> **INSTRUCTIONS TO FOLLOW**
All entries must be returned precisely as they appear.

::: INPUT DATA

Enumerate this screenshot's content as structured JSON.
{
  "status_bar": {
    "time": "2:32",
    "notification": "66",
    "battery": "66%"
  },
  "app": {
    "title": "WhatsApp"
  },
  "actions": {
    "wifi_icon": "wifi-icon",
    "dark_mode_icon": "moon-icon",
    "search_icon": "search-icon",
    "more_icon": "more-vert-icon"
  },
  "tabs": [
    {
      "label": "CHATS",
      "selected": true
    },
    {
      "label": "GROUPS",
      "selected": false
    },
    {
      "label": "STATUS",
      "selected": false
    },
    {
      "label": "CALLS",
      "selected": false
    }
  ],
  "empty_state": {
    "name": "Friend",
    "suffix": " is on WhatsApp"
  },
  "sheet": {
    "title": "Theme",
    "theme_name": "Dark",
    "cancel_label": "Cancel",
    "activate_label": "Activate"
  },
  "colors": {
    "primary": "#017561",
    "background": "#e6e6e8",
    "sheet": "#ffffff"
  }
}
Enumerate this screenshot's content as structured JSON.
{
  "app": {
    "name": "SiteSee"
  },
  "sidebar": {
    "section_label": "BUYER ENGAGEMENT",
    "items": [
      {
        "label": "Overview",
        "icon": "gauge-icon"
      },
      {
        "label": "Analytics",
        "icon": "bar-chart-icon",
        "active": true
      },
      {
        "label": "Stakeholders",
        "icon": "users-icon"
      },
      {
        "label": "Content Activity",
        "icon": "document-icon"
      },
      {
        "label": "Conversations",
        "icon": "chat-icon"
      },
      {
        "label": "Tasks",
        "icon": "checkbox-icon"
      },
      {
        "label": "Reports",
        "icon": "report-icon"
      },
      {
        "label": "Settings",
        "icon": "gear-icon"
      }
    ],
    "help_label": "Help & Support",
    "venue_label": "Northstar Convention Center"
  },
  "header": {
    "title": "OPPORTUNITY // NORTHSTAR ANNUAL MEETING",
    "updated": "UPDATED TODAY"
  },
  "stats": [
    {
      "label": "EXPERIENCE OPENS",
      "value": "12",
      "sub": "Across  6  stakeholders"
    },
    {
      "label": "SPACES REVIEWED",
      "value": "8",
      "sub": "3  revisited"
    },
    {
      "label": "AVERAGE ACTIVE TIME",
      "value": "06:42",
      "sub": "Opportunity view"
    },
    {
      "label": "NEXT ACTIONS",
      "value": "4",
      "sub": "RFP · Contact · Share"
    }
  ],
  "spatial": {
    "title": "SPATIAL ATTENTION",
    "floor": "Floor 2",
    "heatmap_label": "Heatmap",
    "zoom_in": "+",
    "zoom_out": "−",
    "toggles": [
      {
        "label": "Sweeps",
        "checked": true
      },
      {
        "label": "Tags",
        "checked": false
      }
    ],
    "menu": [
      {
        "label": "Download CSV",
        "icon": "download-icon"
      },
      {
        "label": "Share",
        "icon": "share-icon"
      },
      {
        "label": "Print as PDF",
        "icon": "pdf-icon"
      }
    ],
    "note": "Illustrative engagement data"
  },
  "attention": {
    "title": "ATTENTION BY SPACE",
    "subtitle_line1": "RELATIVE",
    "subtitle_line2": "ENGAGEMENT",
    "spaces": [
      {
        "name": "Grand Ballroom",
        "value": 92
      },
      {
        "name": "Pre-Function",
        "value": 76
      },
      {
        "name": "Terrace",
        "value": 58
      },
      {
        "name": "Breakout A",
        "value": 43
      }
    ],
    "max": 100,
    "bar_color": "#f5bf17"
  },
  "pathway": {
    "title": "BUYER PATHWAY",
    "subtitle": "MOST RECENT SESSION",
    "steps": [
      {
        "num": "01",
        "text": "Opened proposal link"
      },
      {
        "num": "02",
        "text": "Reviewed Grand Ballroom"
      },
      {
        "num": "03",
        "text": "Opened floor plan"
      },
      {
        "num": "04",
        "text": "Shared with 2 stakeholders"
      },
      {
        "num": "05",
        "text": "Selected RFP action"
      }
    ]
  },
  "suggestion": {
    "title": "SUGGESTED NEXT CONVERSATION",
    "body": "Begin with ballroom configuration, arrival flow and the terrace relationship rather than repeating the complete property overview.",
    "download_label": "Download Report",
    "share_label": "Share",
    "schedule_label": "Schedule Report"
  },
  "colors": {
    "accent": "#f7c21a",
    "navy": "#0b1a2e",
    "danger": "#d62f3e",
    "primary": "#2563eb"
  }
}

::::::

> **COMPLETED EXERCISE**
Enumerate this screenshot's content as structured JSON.
{
  "status_bar": {
    "time": "2:32",
    "notification": "66",
    "battery": "66%"
  },
  "app": {
    "title": "WhatsApp"
  },
  "actions": {
    "wifi_icon": "wifi-icon",
    "dark_mode_icon": "moon-icon",
    "search_icon": "search-icon",
    "more_icon": "more-vert-icon"
  },
  "tabs": [
    {
      "label": "CHATS",
      "selected": true
    },
    {
      "label": "GROUPS",
      "selected": false
    },
    {
      "label": "STATUS",
      "selected": false
    },
    {
      "label": "CALLS",
      "selected": false
    }
  ],
  "empty_state": {
    "name": "Friend",
    "suffix": " is on WhatsApp"
  },
  "sheet": {
    "title": "Theme",
    "theme_name": "Dark",
    "cancel_label": "Cancel",
    "activate_label": "Activate"
  },
  "colors": {
    "primary": "#017561",
    "background": "#e6e6e8",
    "sheet": "#ffffff"
  }
}
Enumerate this screenshot's content as structured JSON.
{
  "app": {
    "name": "SiteSee"
  },
  "sidebar": {
    "section_label": "BUYER ENGAGEMENT",
    "items": [
      {
        "label": "Overview",
        "icon": "gauge-icon"
      },
      {
        "label": "Analytics",
        "icon": "bar-chart-icon",
        "active": true
      },
      {
        "label": "Stakeholders",
        "icon": "users-icon"
      },
      {
        "label": "Content Activity",
        "icon": "document-icon"
      },
      {
        "label": "Conversations",
        "icon": "chat-icon"
      },
      {
        "label": "Tasks",
        "icon": "checkbox-icon"
      },
      {
        "label": "Reports",
        "icon": "report-icon"
      },
      {
        "label": "Settings",
        "icon": "gear-icon"
      }
    ],
    "help_label": "Help & Support",
    "venue_label": "Northstar Convention Center"
  },
  "header": {
    "title": "OPPORTUNITY // NORTHSTAR ANNUAL MEETING",
    "updated": "UPDATED TODAY"
  },
  "stats": [
    {
      "label": "EXPERIENCE OPENS",
      "value": "12",
      "sub": "Across  6  stakeholders"
    },
    {
      "label": "SPACES REVIEWED",
      "value": "8",
      "sub": "3  revisited"
    },
    {
      "label": "AVERAGE ACTIVE TIME",
      "value": "06:42",
      "sub": "Opportunity view"
    },
    {
      "label": "NEXT ACTIONS",
      "value": "4",
      "sub": "RFP · Contact · Share"
    }
  ],
  "spatial": {
    "title": "SPATIAL ATTENTION",
    "floor": "Floor 2",
    "heatmap_label": "Heatmap",
    "zoom_in": "+",
    "zoom_out": "−",
    "toggles": [
      {
        "label": "Sweeps",
        "checked": true
      },
      {
        "label": "Tags",
        "checked": false
      }
    ],
    "menu": [
      {
        "label": "Download CSV",
        "icon": "download-icon"
      },
      {
        "label": "Share",
        "icon": "share-icon"
      },
      {
        "label": "Print as PDF",
        "icon": "pdf-icon"
      }
    ],
    "note": "Illustrative engagement data"
  },
  "attention": {
    "title": "ATTENTION BY SPACE",
    "subtitle_line1": "RELATIVE",
    "subtitle_line2": "ENGAGEMENT",
    "spaces": [
      {
        "name": "Grand Ballroom",
        "value": 92
      },
      {
        "name": "Pre-Function",
        "value": 76
      },
      {
        "name": "Terrace",
        "value": 58
      },
      {
        "name": "Breakout A",
        "value": 43
      }
    ],
    "max": 100,
    "bar_color": "#f5bf17"
  },
  "pathway": {
    "title": "BUYER PATHWAY",
    "subtitle": "MOST RECENT SESSION",
    "steps": [
      {
        "num": "01",
        "text": "Opened proposal link"
      },
      {
        "num": "02",
        "text": "Reviewed Grand Ballroom"
      },
      {
        "num": "03",
        "text": "Opened floor plan"
      },
      {
        "num": "04",
        "text": "Shared with 2 stakeholders"
      },
      {
        "num": "05",
        "text": "Selected RFP action"
      }
    ]
  },
  "suggestion": {
    "title": "SUGGESTED NEXT CONVERSATION",
    "body": "Begin with ballroom configuration, arrival flow and the terrace relationship rather than repeating the complete property overview.",
    "download_label": "Download Report",
    "share_label": "Share",
    "schedule_label": "Schedule Report"
  },
  "colors": {
    "accent": "#f7c21a",
    "navy": "#0b1a2e",
    "danger": "#d62f3e",
    "primary": "#2563eb"
  }
}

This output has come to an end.